On March 21st of this year, Gonzaga – the team that arguably popularized the term “Cinderella” as a signifier for mid-major success against the odds – nearly found the glass slipper on the other foot. The Bulldogs were the No. 1 seed, and the pesky, vastly outgunned Southern Jaguars were hanging around, threatening to become the first No. 16 seed to ever pull the first-round upset. The Zags pulled out the win, but the 64-58 final score sent shock waves around the college basketball world.

That it was Southern putting the irons to a top seed was even more shocking than the final score. The Jaguars earned their auto-bid out of the Southwestern Athletic Conference, the league that came in dead last in the kenpom.com rankings last season, below the Great West and DI Independents.

(MORE: Click here to read NBCSports.com’s SWAC preview)

SWAC teams don’t win much, because SWAC teams have no money. The Jaguars, who nearly made NCAA history a few months ago, ranked 341st out of 344 schools in basketball expenditures in 2012. According to the NCAA, each team that appeared in a tourney game last season earned roughly $242,200 for each March Madness showdown. The Southern basketball budget a year ago was roughly $535,000 total.

What could a SWAC team do with two NCAA units? More?

source: AP
Seasoned Texas Southern coach Mike Davis is adding horses to a dangerous team.

Winning a game or two in the NCAA tournament isn’t a crazy thought for a low-budget program any more. Remember Norfolk State and Lehigh celebrating 15 over 2 upsets on the same day two years ago? Both schools fall well below the median in basketball budget year-in and year-out. Norfolk State, like Southern is one of the nation’s Historically Black Colleges and Universities (HBCUs), and a member of the MEAC, which has sent Hampton and Coppin State to legendary upsets in the past.

SWAC teams have won five NCAA tournament games since 1980, but three of those came in preliminary round games against other double-digit seeds. Another was an 8 vs. 9 matchup between Alcorn State and South Alabama in 1980. The only true upset came at the hands of the legendary Ben Jobe, who took a 13-seeded SWAC team – the Jaguars, handily enough – to a 93-78 win over Georgia Tech in 1993.

So, with the SWAC auto-bid firmly planted in the sixteen-seed range every year, can the big upset happen? Absolutely.

The Jaguars weren’t even the best team in the SWAC last year. Texas Southern, under former Indiana and UAB head coach Mike Davis, was 16-2 in the SWAC but ineligible for postseason play. This year, Davis and company add two-time transfer Aaric Murray to a team that loves to run and gun. A skilled big man who can run the court may be all the Tigers need to eke out a program-defining win in March.

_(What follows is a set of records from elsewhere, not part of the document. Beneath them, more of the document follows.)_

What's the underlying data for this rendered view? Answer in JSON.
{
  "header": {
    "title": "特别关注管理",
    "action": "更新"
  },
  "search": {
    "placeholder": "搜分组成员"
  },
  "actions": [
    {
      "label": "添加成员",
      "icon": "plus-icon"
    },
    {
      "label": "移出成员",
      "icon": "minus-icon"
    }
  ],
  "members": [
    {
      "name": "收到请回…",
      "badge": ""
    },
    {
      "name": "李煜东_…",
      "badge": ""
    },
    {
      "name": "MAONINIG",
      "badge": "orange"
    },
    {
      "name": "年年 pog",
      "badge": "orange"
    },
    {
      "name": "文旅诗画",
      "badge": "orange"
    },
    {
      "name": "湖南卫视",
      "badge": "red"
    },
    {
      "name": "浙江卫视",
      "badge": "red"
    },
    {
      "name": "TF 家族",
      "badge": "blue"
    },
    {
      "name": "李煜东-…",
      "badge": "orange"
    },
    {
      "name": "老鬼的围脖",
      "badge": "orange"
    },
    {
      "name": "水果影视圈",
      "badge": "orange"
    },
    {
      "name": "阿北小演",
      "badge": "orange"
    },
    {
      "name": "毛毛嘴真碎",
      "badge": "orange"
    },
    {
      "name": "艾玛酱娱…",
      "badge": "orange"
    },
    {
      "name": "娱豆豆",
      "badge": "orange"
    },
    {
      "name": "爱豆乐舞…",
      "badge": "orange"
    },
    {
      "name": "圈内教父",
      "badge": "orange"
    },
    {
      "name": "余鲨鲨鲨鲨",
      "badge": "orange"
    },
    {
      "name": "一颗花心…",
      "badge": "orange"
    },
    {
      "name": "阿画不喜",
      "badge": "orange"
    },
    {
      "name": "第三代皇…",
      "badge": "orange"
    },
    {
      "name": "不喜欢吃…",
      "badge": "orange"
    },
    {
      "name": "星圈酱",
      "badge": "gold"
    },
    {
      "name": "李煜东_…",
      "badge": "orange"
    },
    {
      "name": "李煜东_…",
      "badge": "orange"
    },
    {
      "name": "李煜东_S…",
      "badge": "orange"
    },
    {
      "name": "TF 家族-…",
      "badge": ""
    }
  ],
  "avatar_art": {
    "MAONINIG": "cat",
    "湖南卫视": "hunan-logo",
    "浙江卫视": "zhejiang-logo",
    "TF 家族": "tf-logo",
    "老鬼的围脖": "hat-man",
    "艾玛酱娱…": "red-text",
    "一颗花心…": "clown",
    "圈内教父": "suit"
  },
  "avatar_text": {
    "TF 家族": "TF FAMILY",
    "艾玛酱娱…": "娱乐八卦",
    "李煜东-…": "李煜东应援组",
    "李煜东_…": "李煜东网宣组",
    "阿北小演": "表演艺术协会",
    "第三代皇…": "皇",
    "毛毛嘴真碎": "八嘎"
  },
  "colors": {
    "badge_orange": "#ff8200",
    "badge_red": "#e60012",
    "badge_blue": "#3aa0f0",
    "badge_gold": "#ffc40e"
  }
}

If they miss out, Southern is the counterpuncher, using defensive intensity to disrupt bigger, faster opponents.

The SWAC showed us that it’s possible for a 16 seed to beat a 1 last season. There’s no reason the cash-poor league can’t pull a true Cinderella routine in the near future. Possibly as soon as this year.